Thursday, September 15, 2022
12 p.m. – 1 p.m.
McKinney Conference Room, 111 Thayer Street

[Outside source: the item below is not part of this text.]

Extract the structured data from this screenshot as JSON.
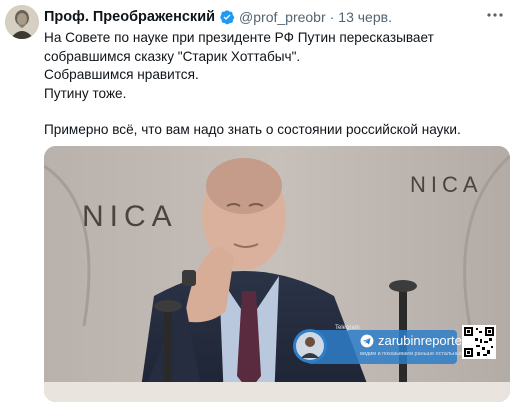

In the summer of 1787, a merchant's supply of gunpowder ignited, rippling an explosion through Cairo's central commercial district. As flames shot out from this store, buildings toppled and city blocks were destroyed. The aftermath revealed dozens of dead. This paper examines the structural conditions that made this disaster and what the responses to it reveal about the state of politics, the economy, and environmental consciousness in Egypt at the end of the eighteenth century.